** Recorded data follows **
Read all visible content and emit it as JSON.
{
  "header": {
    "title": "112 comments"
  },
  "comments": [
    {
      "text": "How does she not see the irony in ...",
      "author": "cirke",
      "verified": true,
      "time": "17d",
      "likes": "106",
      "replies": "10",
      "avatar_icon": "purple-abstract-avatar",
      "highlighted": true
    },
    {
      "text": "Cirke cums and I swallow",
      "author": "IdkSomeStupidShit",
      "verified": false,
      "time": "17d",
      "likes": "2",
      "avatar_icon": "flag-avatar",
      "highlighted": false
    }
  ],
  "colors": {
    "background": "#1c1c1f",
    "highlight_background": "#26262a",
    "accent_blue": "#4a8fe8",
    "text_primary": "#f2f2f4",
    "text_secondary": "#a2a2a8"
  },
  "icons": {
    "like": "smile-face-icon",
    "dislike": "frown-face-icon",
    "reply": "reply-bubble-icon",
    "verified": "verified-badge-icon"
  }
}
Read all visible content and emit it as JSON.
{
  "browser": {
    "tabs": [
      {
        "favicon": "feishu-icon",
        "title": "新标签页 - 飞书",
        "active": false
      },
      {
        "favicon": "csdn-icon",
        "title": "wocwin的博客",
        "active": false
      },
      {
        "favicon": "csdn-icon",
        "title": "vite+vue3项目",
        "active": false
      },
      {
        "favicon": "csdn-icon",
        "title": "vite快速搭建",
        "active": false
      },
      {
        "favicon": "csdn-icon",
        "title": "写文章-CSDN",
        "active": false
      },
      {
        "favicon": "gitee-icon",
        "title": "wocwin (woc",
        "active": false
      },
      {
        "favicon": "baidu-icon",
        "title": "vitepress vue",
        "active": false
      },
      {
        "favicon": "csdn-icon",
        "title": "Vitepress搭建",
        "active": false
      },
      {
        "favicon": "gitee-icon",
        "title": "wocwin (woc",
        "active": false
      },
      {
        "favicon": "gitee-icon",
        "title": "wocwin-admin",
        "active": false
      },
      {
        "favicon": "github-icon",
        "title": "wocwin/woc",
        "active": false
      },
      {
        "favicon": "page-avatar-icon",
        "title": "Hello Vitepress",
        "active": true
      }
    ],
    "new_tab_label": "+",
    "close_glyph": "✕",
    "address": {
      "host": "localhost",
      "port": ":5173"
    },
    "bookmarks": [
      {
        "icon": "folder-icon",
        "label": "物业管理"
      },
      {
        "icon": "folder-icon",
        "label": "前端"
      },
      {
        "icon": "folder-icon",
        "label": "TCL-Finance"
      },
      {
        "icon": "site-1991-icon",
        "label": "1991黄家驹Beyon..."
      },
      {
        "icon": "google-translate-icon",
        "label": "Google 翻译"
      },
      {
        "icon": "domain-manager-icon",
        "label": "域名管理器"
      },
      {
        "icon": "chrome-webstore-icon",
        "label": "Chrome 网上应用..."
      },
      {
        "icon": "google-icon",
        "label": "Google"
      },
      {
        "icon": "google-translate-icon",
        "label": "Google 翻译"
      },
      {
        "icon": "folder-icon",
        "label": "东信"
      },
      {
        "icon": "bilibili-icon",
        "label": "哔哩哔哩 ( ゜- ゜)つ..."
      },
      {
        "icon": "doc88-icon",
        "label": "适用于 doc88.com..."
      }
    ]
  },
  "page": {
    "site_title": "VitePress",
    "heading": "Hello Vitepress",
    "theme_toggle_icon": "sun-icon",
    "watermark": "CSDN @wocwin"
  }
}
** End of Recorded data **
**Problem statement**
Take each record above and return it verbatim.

**Task result**
Read all visible content and emit it as JSON.
{
  "header": {
    "title": "112 comments"
  },
  "comments": [
    {
      "text": "How does she not see the irony in ...",
      "author": "cirke",
      "verified": true,
      "time": "17d",
      "likes": "106",
      "replies": "10",
      "avatar_icon": "purple-abstract-avatar",
      "highlighted": true
    },
    {
      "text": "Cirke cums and I swallow",
      "author": "IdkSomeStupidShit",
      "verified": false,
      "time": "17d",
      "likes": "2",
      "avatar_icon": "flag-avatar",
      "highlighted": false
    }
  ],
  "colors": {
    "background": "#1c1c1f",
    "highlight_background": "#26262a",
    "accent_blue": "#4a8fe8",
    "text_primary": "#f2f2f4",
    "text_secondary": "#a2a2a8"
  },
  "icons": {
    "like": "smile-face-icon",
    "dislike": "frown-face-icon",
    "reply": "reply-bubble-icon",
    "verified": "verified-badge-icon"
  }
}
Read all visible content and emit it as JSON.
{
  "browser": {
    "tabs": [
      {
        "favicon": "feishu-icon",
        "title": "新标签页 - 飞书",
        "active": false
      },
      {
        "favicon": "csdn-icon",
        "title": "wocwin的博客",
        "active": false
      },
      {
        "favicon": "csdn-icon",
        "title": "vite+vue3项目",
        "active": false
      },
      {
        "favicon": "csdn-icon",
        "title": "vite快速搭建",
        "active": false
      },
      {
        "favicon": "csdn-icon",
        "title": "写文章-CSDN",
        "active": false
      },
      {
        "favicon": "gitee-icon",
        "title": "wocwin (woc",
        "active": false
      },
      {
        "favicon": "baidu-icon",
        "title": "vitepress vue",
        "active": false
      },
      {
        "favicon": "csdn-icon",
        "title": "Vitepress搭建",
        "active": false
      },
      {
        "favicon": "gitee-icon",
        "title": "wocwin (woc",
        "active": false
      },
      {
        "favicon": "gitee-icon",
        "title": "wocwin-admin",
        "active": false
      },
      {
        "favicon": "github-icon",
        "title": "wocwin/woc",
        "active": false
      },
      {
        "favicon": "page-avatar-icon",
        "title": "Hello Vitepress",
        "active": true
      }
    ],
    "new_tab_label": "+",
    "close_glyph": "✕",
    "address": {
      "host": "localhost",
      "port": ":5173"
    },
    "bookmarks": [
      {
        "icon": "folder-icon",
        "label": "物业管理"
      },
      {
        "icon": "folder-icon",
        "label": "前端"
      },
      {
        "icon": "folder-icon",
        "label": "TCL-Finance"
      },
      {
        "icon": "site-1991-icon",
        "label": "1991黄家驹Beyon..."
      },
      {
        "icon": "google-translate-icon",
        "label": "Google 翻译"
      },
      {
        "icon": "domain-manager-icon",
        "label": "域名管理器"
      },
      {
        "icon": "chrome-webstore-icon",
        "label": "Chrome 网上应用..."
      },
      {
        "icon": "google-icon",
        "label": "Google"
      },
      {
        "icon": "google-translate-icon",
        "label": "Google 翻译"
      },
      {
        "icon": "folder-icon",
        "label": "东信"
      },
      {
        "icon": "bilibili-icon",
        "label": "哔哩哔哩 ( ゜- ゜)つ..."
      },
      {
        "icon": "doc88-icon",
        "label": "适用于 doc88.com..."
      }
    ]
  },
  "page": {
    "site_title": "VitePress",
    "heading": "Hello Vitepress",
    "theme_toggle_icon": "sun-icon",
    "watermark": "CSDN @wocwin"
  }
}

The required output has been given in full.